■ What the task requires
Look for the string "WordPress" in the material below. Copy every line where you find it.

■ Extracted records
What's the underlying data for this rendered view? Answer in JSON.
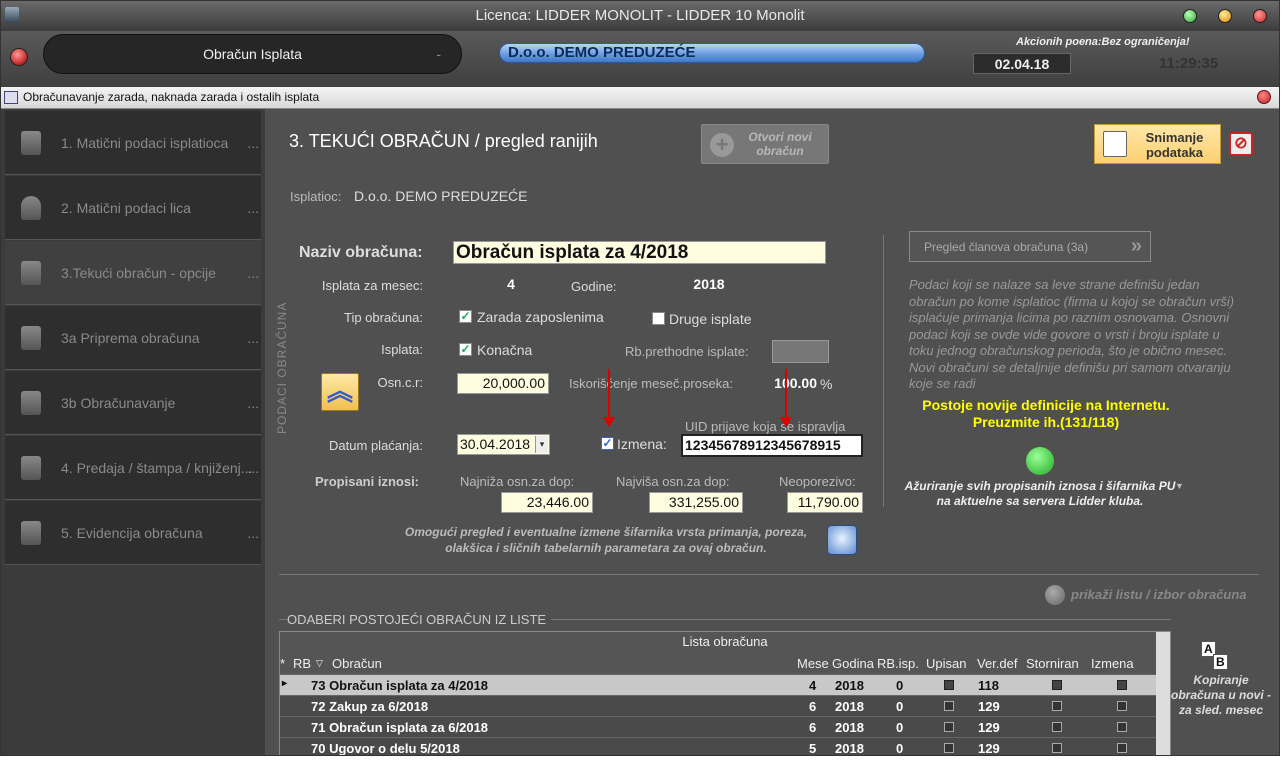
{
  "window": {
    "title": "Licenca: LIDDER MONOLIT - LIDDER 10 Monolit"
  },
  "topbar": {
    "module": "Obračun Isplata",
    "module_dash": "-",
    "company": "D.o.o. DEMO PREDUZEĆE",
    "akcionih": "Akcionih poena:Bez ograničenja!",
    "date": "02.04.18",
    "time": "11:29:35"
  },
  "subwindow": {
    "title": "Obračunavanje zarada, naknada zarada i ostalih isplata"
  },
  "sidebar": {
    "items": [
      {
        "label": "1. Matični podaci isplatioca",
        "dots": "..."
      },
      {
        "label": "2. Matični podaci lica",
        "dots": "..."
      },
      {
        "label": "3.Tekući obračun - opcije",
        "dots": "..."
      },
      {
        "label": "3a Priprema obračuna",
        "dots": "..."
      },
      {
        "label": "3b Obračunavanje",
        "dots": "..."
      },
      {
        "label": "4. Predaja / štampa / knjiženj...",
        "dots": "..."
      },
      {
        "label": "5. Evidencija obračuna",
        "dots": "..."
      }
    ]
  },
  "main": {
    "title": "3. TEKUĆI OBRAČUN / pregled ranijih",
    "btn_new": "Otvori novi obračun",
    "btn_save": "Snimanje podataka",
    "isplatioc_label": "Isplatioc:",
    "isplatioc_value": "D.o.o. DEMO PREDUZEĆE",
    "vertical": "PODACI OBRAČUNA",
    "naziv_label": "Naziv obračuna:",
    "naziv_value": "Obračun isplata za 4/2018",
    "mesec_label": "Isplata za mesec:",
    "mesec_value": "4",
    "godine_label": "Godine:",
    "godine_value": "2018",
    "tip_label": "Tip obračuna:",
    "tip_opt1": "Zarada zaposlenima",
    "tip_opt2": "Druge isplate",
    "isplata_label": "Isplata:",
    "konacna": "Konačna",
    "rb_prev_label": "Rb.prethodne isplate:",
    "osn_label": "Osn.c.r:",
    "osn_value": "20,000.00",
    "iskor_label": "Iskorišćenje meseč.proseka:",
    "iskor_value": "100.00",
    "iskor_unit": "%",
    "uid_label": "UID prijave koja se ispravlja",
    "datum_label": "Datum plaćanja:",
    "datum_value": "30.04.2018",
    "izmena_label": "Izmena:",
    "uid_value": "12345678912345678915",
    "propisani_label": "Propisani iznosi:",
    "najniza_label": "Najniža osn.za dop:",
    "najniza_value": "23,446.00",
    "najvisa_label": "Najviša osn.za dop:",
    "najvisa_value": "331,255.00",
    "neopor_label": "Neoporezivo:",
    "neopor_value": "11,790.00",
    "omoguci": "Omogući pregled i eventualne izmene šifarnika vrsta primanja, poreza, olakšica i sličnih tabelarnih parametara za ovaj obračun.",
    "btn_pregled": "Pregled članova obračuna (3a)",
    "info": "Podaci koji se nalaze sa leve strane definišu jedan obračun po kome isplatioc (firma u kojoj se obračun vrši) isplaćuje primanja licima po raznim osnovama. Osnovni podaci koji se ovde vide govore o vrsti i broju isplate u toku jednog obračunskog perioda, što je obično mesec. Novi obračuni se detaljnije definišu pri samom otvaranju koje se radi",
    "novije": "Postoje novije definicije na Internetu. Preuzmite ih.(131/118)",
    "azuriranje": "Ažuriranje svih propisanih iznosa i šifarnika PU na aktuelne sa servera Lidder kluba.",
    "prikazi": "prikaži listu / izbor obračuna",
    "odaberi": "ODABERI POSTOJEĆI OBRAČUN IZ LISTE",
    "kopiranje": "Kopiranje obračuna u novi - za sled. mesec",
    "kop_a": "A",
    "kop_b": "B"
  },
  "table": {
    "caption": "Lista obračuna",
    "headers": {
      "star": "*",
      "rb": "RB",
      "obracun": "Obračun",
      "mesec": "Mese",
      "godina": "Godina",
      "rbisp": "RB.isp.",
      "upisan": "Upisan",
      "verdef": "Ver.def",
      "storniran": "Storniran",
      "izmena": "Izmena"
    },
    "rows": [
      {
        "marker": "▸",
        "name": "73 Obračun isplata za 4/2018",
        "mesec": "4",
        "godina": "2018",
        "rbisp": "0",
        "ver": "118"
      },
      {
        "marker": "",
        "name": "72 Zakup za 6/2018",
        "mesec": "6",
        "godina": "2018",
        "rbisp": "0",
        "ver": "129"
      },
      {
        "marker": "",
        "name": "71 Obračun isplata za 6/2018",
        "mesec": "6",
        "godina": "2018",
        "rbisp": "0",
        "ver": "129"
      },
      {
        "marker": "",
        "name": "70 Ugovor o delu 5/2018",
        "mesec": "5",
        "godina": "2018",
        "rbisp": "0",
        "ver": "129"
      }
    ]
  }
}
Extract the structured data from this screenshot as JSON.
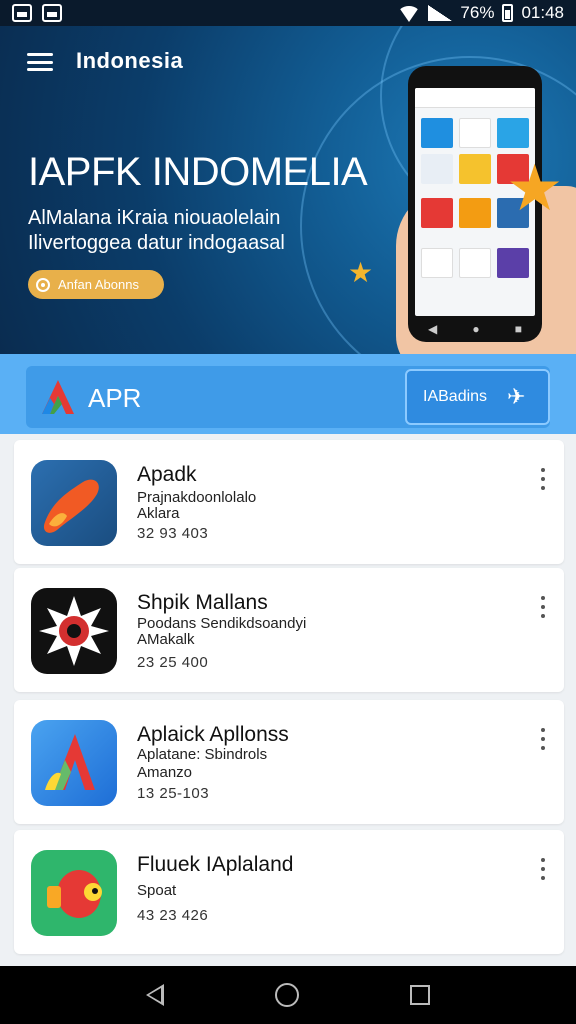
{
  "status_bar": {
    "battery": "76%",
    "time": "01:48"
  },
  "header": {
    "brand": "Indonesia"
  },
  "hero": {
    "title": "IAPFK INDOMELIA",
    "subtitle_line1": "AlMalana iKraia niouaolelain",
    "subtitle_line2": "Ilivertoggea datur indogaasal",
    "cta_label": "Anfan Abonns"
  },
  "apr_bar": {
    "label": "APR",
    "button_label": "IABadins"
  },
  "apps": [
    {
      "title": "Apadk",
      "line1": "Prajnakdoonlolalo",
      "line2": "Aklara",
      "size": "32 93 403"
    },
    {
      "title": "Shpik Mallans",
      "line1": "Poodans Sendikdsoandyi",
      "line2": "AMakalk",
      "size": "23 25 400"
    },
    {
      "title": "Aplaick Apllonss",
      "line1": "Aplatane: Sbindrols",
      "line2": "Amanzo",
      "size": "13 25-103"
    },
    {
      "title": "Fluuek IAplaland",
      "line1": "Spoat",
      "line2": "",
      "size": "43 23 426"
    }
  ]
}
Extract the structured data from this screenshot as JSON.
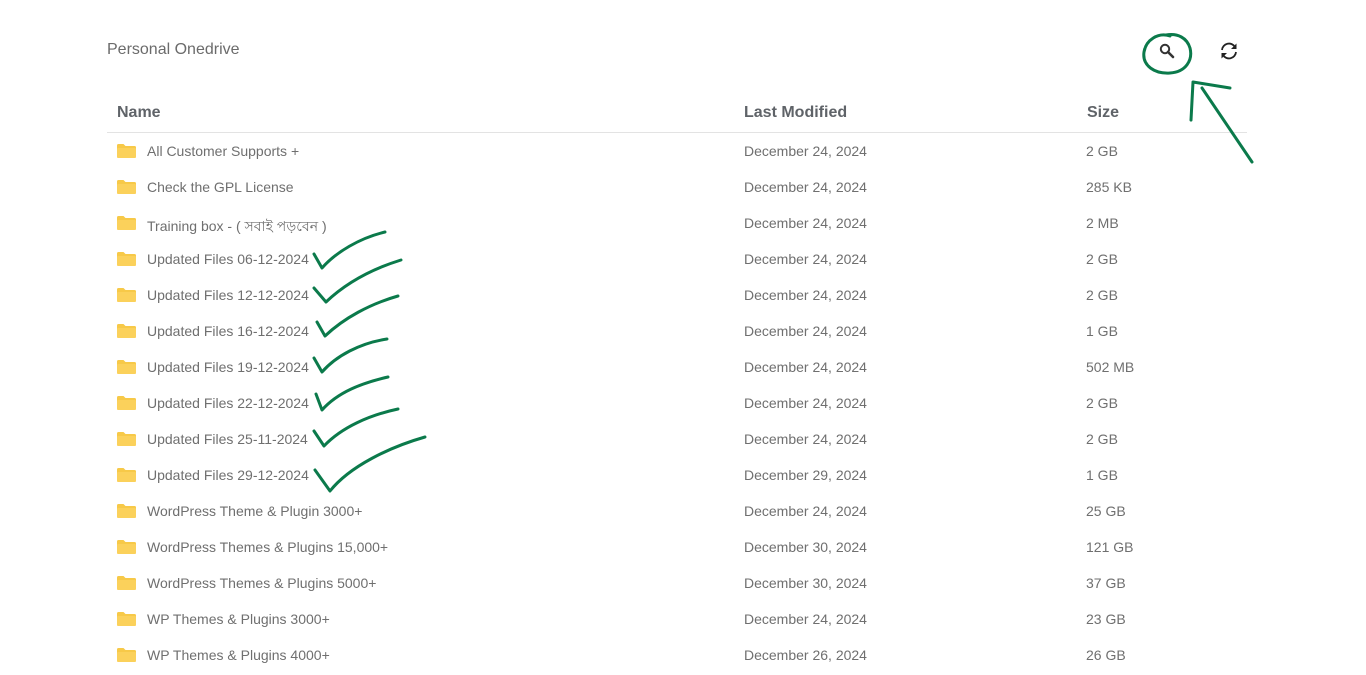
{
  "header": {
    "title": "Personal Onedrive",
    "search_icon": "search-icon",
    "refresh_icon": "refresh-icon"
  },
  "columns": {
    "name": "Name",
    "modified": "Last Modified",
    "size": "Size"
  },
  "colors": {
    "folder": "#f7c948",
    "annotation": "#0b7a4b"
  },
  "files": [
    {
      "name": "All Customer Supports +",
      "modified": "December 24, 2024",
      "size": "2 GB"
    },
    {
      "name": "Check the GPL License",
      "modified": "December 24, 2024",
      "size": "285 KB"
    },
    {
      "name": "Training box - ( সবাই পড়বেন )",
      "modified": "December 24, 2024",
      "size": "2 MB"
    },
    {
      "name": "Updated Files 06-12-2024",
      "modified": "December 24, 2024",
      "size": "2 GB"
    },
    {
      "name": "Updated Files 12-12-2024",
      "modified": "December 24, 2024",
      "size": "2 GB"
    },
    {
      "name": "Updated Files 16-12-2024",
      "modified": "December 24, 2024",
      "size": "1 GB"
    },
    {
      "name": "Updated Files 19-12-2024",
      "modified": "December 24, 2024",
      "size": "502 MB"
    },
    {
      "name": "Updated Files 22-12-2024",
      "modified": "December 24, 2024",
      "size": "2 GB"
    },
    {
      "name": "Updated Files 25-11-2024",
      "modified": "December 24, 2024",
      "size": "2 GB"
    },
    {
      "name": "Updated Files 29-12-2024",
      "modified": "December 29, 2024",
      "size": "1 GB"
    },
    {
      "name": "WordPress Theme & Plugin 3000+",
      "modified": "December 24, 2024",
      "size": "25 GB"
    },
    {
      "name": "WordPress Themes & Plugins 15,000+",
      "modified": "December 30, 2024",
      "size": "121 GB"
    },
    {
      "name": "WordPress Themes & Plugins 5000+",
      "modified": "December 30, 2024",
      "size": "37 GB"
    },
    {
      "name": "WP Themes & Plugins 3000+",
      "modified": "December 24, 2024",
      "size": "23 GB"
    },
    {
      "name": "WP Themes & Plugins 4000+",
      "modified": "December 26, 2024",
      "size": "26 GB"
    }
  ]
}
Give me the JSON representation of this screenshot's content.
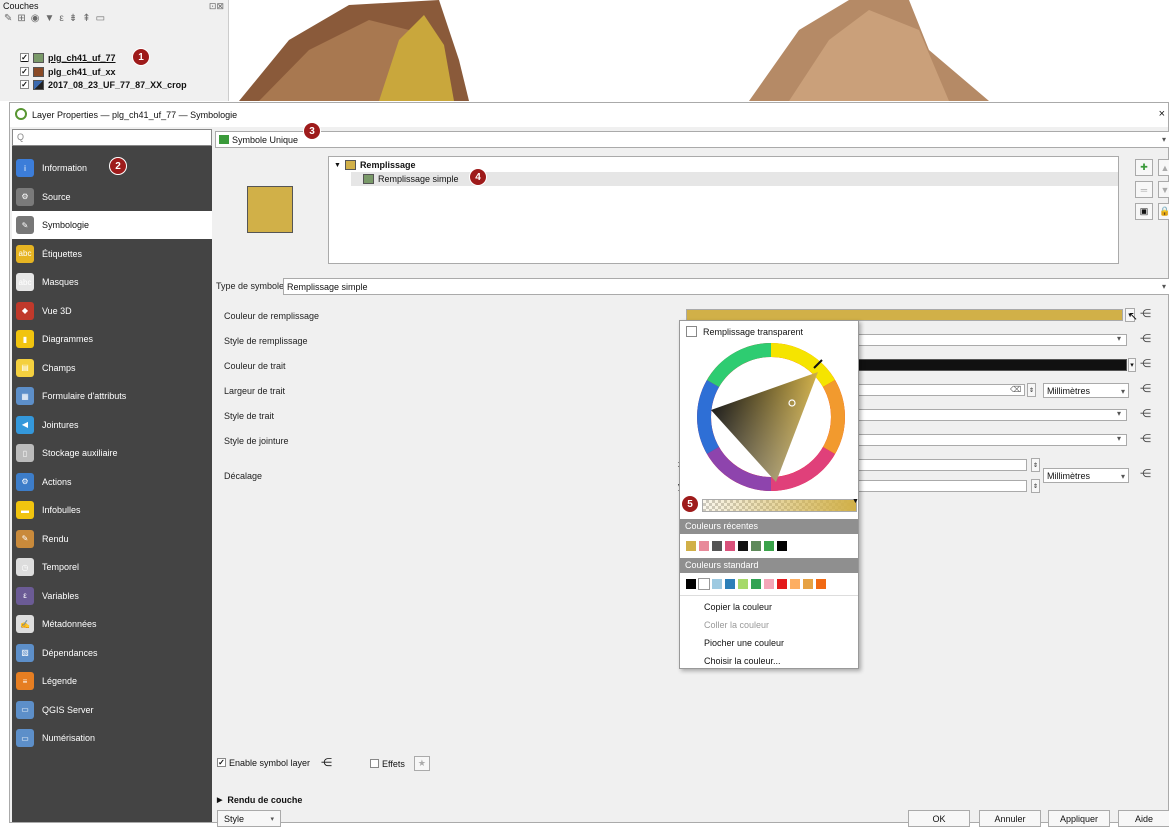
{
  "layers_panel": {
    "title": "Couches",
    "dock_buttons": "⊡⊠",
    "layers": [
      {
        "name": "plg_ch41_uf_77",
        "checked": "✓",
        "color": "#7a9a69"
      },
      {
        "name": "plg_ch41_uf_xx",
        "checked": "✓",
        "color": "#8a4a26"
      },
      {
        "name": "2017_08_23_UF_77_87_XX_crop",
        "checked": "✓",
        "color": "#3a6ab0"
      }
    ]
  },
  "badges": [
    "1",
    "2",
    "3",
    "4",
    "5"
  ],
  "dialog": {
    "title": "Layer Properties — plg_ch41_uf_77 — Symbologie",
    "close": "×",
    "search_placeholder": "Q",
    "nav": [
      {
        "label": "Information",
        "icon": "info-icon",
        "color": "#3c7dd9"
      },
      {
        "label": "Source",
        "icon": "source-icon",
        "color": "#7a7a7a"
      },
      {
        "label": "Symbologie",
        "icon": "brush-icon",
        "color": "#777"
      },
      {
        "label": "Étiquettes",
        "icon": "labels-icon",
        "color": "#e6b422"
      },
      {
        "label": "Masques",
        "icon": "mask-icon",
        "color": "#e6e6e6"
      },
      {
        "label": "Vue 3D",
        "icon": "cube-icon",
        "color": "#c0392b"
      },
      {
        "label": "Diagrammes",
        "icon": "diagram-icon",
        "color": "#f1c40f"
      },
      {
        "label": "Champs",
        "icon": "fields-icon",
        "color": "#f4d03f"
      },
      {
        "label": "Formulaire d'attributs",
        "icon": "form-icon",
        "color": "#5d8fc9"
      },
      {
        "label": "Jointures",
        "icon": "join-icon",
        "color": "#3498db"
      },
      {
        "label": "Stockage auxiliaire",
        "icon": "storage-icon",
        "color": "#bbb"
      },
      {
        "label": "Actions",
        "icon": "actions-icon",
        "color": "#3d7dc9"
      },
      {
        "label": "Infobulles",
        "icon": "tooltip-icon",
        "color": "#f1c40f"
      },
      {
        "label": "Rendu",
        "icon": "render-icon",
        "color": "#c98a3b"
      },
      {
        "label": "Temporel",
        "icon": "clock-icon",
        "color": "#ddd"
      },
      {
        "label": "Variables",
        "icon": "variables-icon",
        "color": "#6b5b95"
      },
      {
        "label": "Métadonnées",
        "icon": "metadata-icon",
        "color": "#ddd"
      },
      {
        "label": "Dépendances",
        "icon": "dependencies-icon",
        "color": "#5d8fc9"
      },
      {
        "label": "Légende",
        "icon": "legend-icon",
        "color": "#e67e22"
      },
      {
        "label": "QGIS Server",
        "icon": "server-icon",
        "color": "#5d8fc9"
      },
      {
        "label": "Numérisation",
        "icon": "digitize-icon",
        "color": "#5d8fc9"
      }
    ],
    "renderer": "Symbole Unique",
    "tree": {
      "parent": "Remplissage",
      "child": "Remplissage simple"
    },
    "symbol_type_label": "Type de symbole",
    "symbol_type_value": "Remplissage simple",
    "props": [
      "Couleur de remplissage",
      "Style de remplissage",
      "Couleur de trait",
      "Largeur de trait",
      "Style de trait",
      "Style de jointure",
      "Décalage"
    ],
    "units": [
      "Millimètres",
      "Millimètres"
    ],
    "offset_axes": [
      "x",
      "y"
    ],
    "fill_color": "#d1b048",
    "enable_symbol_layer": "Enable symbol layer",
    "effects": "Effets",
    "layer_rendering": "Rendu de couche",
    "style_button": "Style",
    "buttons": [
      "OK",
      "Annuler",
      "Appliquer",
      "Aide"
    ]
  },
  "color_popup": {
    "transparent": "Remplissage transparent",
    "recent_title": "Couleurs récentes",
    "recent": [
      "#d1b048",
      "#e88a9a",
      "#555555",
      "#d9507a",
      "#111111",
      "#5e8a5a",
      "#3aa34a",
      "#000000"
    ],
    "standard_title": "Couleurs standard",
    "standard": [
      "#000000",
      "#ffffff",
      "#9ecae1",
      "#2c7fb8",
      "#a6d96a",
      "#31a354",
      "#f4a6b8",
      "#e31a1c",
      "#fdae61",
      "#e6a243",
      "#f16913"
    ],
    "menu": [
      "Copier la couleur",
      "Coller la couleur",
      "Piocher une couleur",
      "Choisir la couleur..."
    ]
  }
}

■ Your response
      "name": "WordPress Theme & Plugin 3000+",
      "name": "WordPress Themes & Plugins 15,000+",
      "name": "WordPress Themes & Plugins 5000+",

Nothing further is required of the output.